How to complete this task
Everything in the listing below should be repeated exactly.

Supplied information
☆ ☆ ☆
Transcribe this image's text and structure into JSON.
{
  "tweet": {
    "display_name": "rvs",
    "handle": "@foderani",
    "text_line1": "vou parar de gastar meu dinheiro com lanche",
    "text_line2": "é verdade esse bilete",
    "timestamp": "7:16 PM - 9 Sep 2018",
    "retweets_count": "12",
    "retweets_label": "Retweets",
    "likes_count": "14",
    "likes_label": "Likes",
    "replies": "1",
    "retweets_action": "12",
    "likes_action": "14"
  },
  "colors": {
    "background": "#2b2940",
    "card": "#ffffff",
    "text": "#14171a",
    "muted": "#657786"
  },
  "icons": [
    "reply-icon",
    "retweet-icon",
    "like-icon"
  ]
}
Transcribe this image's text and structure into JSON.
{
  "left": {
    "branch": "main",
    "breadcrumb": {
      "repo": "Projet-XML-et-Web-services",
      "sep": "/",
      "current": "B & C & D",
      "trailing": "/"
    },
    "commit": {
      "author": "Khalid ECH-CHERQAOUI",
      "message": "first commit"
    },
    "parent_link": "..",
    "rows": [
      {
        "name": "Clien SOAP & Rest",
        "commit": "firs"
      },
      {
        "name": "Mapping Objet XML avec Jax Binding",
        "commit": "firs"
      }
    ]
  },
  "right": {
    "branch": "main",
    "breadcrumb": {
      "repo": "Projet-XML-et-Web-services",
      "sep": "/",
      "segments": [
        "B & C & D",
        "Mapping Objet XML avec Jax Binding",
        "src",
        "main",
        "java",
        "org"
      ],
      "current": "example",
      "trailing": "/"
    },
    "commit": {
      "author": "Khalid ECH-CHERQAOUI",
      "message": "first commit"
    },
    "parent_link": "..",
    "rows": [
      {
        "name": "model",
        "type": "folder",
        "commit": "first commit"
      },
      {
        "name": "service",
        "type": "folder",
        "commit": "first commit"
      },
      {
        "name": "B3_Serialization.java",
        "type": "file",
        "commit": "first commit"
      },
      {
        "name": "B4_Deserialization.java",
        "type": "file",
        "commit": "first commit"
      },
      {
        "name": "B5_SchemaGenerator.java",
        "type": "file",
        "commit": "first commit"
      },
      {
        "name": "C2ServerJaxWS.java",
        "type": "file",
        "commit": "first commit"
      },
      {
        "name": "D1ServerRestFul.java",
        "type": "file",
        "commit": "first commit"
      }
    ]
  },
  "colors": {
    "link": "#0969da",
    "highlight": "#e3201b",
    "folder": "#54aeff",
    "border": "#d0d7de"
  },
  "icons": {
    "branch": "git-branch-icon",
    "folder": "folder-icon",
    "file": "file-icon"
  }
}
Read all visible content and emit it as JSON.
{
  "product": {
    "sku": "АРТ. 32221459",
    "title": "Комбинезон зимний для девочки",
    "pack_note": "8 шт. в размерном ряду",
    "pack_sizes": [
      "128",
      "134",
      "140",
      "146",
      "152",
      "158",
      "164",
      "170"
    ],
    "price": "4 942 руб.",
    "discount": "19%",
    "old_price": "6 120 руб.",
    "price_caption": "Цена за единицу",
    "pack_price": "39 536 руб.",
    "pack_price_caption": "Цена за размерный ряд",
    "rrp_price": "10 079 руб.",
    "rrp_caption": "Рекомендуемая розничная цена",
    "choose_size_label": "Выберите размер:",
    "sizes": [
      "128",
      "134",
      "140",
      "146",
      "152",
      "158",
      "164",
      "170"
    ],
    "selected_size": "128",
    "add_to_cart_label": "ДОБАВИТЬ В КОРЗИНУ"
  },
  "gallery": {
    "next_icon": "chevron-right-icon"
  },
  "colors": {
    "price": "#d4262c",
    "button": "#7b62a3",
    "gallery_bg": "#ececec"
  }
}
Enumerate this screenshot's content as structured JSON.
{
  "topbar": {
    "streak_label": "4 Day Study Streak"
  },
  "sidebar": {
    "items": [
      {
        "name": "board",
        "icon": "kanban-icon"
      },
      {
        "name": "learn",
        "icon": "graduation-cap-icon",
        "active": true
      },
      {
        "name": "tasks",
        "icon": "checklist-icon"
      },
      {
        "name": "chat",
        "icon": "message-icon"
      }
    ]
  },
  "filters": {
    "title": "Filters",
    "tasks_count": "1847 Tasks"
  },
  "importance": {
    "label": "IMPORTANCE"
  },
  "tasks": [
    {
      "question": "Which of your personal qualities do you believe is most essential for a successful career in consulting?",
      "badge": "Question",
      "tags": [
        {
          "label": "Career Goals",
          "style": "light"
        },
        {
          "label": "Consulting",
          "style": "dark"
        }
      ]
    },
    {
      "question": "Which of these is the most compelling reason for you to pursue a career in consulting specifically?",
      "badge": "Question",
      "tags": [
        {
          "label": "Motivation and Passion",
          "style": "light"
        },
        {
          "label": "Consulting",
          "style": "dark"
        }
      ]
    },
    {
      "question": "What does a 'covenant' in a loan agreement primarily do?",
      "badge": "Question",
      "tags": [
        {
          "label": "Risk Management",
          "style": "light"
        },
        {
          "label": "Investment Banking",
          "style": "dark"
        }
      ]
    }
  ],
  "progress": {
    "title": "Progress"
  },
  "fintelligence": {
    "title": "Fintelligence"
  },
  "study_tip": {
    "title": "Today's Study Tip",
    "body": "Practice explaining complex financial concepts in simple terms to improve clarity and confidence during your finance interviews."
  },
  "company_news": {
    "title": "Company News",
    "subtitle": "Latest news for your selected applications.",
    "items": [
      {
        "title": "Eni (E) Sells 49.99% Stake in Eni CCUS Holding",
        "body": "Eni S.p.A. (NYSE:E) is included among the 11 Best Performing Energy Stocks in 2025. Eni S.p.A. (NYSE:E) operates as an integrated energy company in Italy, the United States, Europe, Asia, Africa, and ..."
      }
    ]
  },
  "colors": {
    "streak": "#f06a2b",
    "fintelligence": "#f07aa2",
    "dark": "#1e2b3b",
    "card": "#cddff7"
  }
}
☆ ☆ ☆
Answer
Transcribe this image's text and structure into JSON.
{
  "tweet": {
    "display_name": "rvs",
    "handle": "@foderani",
    "text_line1": "vou parar de gastar meu dinheiro com lanche",
    "text_line2": "é verdade esse bilete",
    "timestamp": "7:16 PM - 9 Sep 2018",
    "retweets_count": "12",
    "retweets_label": "Retweets",
    "likes_count": "14",
    "likes_label": "Likes",
    "replies": "1",
    "retweets_action": "12",
    "likes_action": "14"
  },
  "colors": {
    "background": "#2b2940",
    "card": "#ffffff",
    "text": "#14171a",
    "muted": "#657786"
  },
  "icons": [
    "reply-icon",
    "retweet-icon",
    "like-icon"
  ]
}
Transcribe this image's text and structure into JSON.
{
  "left": {
    "branch": "main",
    "breadcrumb": {
      "repo": "Projet-XML-et-Web-services",
      "sep": "/",
      "current": "B & C & D",
      "trailing": "/"
    },
    "commit": {
      "author": "Khalid ECH-CHERQAOUI",
      "message": "first commit"
    },
    "parent_link": "..",
    "rows": [
      {
        "name": "Clien SOAP & Rest",
        "commit": "firs"
      },
      {
        "name": "Mapping Objet XML avec Jax Binding",
        "commit": "firs"
      }
    ]
  },
  "right": {
    "branch": "main",
    "breadcrumb": {
      "repo": "Projet-XML-et-Web-services",
      "sep": "/",
      "segments": [
        "B & C & D",
        "Mapping Objet XML avec Jax Binding",
        "src",
        "main",
        "java",
        "org"
      ],
      "current": "example",
      "trailing": "/"
    },
    "commit": {
      "author": "Khalid ECH-CHERQAOUI",
      "message": "first commit"
    },
    "parent_link": "..",
    "rows": [
      {
        "name": "model",
        "type": "folder",
        "commit": "first commit"
      },
      {
        "name": "service",
        "type": "folder",
        "commit": "first commit"
      },
      {
        "name": "B3_Serialization.java",
        "type": "file",
        "commit": "first commit"
      },
      {
        "name": "B4_Deserialization.java",
        "type": "file",
        "commit": "first commit"
      },
      {
        "name": "B5_SchemaGenerator.java",
        "type": "file",
        "commit": "first commit"
      },
      {
        "name": "C2ServerJaxWS.java",
        "type": "file",
        "commit": "first commit"
      },
      {
        "name": "D1ServerRestFul.java",
        "type": "file",
        "commit": "first commit"
      }
    ]
  },
  "colors": {
    "link": "#0969da",
    "highlight": "#e3201b",
    "folder": "#54aeff",
    "border": "#d0d7de"
  },
  "icons": {
    "branch": "git-branch-icon",
    "folder": "folder-icon",
    "file": "file-icon"
  }
}
Read all visible content and emit it as JSON.
{
  "product": {
    "sku": "АРТ. 32221459",
    "title": "Комбинезон зимний для девочки",
    "pack_note": "8 шт. в размерном ряду",
    "pack_sizes": [
      "128",
      "134",
      "140",
      "146",
      "152",
      "158",
      "164",
      "170"
    ],
    "price": "4 942 руб.",
    "discount": "19%",
    "old_price": "6 120 руб.",
    "price_caption": "Цена за единицу",
    "pack_price": "39 536 руб.",
    "pack_price_caption": "Цена за размерный ряд",
    "rrp_price": "10 079 руб.",
    "rrp_caption": "Рекомендуемая розничная цена",
    "choose_size_label": "Выберите размер:",
    "sizes": [
      "128",
      "134",
      "140",
      "146",
      "152",
      "158",
      "164",
      "170"
    ],
    "selected_size": "128",
    "add_to_cart_label": "ДОБАВИТЬ В КОРЗИНУ"
  },
  "gallery": {
    "next_icon": "chevron-right-icon"
  },
  "colors": {
    "price": "#d4262c",
    "button": "#7b62a3",
    "gallery_bg": "#ececec"
  }
}
Enumerate this screenshot's content as structured JSON.
{
  "topbar": {
    "streak_label": "4 Day Study Streak"
  },
  "sidebar": {
    "items": [
      {
        "name": "board",
        "icon": "kanban-icon"
      },
      {
        "name": "learn",
        "icon": "graduation-cap-icon",
        "active": true
      },
      {
        "name": "tasks",
        "icon": "checklist-icon"
      },
      {
        "name": "chat",
        "icon": "message-icon"
      }
    ]
  },
  "filters": {
    "title": "Filters",
    "tasks_count": "1847 Tasks"
  },
  "importance": {
    "label": "IMPORTANCE"
  },
  "tasks": [
    {
      "question": "Which of your personal qualities do you believe is most essential for a successful career in consulting?",
      "badge": "Question",
      "tags": [
        {
          "label": "Career Goals",
          "style": "light"
        },
        {
          "label": "Consulting",
          "style": "dark"
        }
      ]
    },
    {
      "question": "Which of these is the most compelling reason for you to pursue a career in consulting specifically?",
      "badge": "Question",
      "tags": [
        {
          "label": "Motivation and Passion",
          "style": "light"
        },
        {
          "label": "Consulting",
          "style": "dark"
        }
      ]
    },
    {
      "question": "What does a 'covenant' in a loan agreement primarily do?",
      "badge": "Question",
      "tags": [
        {
          "label": "Risk Management",
          "style": "light"
        },
        {
          "label": "Investment Banking",
          "style": "dark"
        }
      ]
    }
  ],
  "progress": {
    "title": "Progress"
  },
  "fintelligence": {
    "title": "Fintelligence"
  },
  "study_tip": {
    "title": "Today's Study Tip",
    "body": "Practice explaining complex financial concepts in simple terms to improve clarity and confidence during your finance interviews."
  },
  "company_news": {
    "title": "Company News",
    "subtitle": "Latest news for your selected applications.",
    "items": [
      {
        "title": "Eni (E) Sells 49.99% Stake in Eni CCUS Holding",
        "body": "Eni S.p.A. (NYSE:E) is included among the 11 Best Performing Energy Stocks in 2025. Eni S.p.A. (NYSE:E) operates as an integrated energy company in Italy, the United States, Europe, Asia, Africa, and ..."
      }
    ]
  },
  "colors": {
    "streak": "#f06a2b",
    "fintelligence": "#f07aa2",
    "dark": "#1e2b3b",
    "card": "#cddff7"
  }
}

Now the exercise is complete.